▸ **WHAT YOU ARE ASKED TO DO**: Return every entry below word for word and leave out any picture.

▸ **DATA EXTRACTS**:
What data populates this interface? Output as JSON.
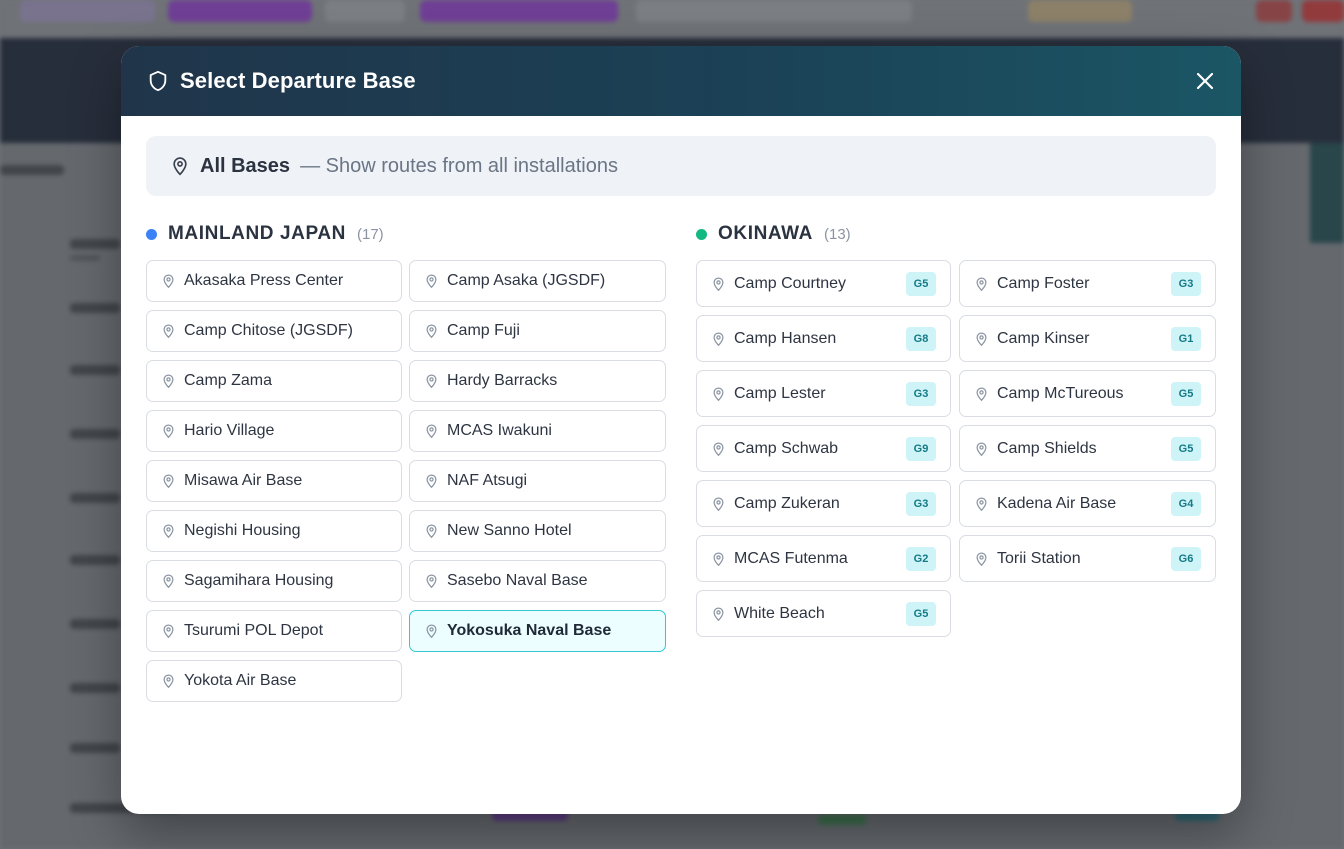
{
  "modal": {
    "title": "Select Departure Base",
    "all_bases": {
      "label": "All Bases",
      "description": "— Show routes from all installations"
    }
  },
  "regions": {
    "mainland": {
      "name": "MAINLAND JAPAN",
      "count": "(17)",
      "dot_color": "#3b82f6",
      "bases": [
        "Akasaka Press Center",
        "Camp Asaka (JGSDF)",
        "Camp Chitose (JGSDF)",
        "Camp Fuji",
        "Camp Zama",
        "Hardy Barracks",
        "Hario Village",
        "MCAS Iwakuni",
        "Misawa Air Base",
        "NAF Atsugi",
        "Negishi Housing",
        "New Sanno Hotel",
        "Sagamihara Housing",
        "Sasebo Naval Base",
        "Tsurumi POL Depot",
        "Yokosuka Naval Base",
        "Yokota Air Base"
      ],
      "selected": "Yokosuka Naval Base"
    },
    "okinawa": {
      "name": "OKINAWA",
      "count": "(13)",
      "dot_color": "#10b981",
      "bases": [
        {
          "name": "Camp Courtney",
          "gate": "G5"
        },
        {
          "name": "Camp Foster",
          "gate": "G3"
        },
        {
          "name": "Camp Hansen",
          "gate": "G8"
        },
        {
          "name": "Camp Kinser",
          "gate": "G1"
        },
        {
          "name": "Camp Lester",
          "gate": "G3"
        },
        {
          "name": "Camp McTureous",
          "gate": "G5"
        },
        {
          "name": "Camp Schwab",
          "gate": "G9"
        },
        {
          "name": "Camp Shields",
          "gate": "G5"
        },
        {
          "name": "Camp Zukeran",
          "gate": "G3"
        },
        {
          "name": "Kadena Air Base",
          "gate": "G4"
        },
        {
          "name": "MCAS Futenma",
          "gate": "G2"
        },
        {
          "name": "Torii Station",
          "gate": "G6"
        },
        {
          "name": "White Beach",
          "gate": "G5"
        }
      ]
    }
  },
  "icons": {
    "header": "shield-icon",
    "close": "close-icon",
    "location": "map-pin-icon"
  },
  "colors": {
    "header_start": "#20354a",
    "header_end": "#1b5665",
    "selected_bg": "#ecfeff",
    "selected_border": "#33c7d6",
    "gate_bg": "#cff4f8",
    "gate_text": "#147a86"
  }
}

▸ **ANSWER AREA**:
What data populates this interface? Output as JSON.
{
  "modal": {
    "title": "Select Departure Base",
    "all_bases": {
      "label": "All Bases",
      "description": "— Show routes from all installations"
    }
  },
  "regions": {
    "mainland": {
      "name": "MAINLAND JAPAN",
      "count": "(17)",
      "dot_color": "#3b82f6",
      "bases": [
        "Akasaka Press Center",
        "Camp Asaka (JGSDF)",
        "Camp Chitose (JGSDF)",
        "Camp Fuji",
        "Camp Zama",
        "Hardy Barracks",
        "Hario Village",
        "MCAS Iwakuni",
        "Misawa Air Base",
        "NAF Atsugi",
        "Negishi Housing",
        "New Sanno Hotel",
        "Sagamihara Housing",
        "Sasebo Naval Base",
        "Tsurumi POL Depot",
        "Yokosuka Naval Base",
        "Yokota Air Base"
      ],
      "selected": "Yokosuka Naval Base"
    },
    "okinawa": {
      "name": "OKINAWA",
      "count": "(13)",
      "dot_color": "#10b981",
      "bases": [
        {
          "name": "Camp Courtney",
          "gate": "G5"
        },
        {
          "name": "Camp Foster",
          "gate": "G3"
        },
        {
          "name": "Camp Hansen",
          "gate": "G8"
        },
        {
          "name": "Camp Kinser",
          "gate": "G1"
        },
        {
          "name": "Camp Lester",
          "gate": "G3"
        },
        {
          "name": "Camp McTureous",
          "gate": "G5"
        },
        {
          "name": "Camp Schwab",
          "gate": "G9"
        },
        {
          "name": "Camp Shields",
          "gate": "G5"
        },
        {
          "name": "Camp Zukeran",
          "gate": "G3"
        },
        {
          "name": "Kadena Air Base",
          "gate": "G4"
        },
        {
          "name": "MCAS Futenma",
          "gate": "G2"
        },
        {
          "name": "Torii Station",
          "gate": "G6"
        },
        {
          "name": "White Beach",
          "gate": "G5"
        }
      ]
    }
  },
  "icons": {
    "header": "shield-icon",
    "close": "close-icon",
    "location": "map-pin-icon"
  },
  "colors": {
    "header_start": "#20354a",
    "header_end": "#1b5665",
    "selected_bg": "#ecfeff",
    "selected_border": "#33c7d6",
    "gate_bg": "#cff4f8",
    "gate_text": "#147a86"
  }
}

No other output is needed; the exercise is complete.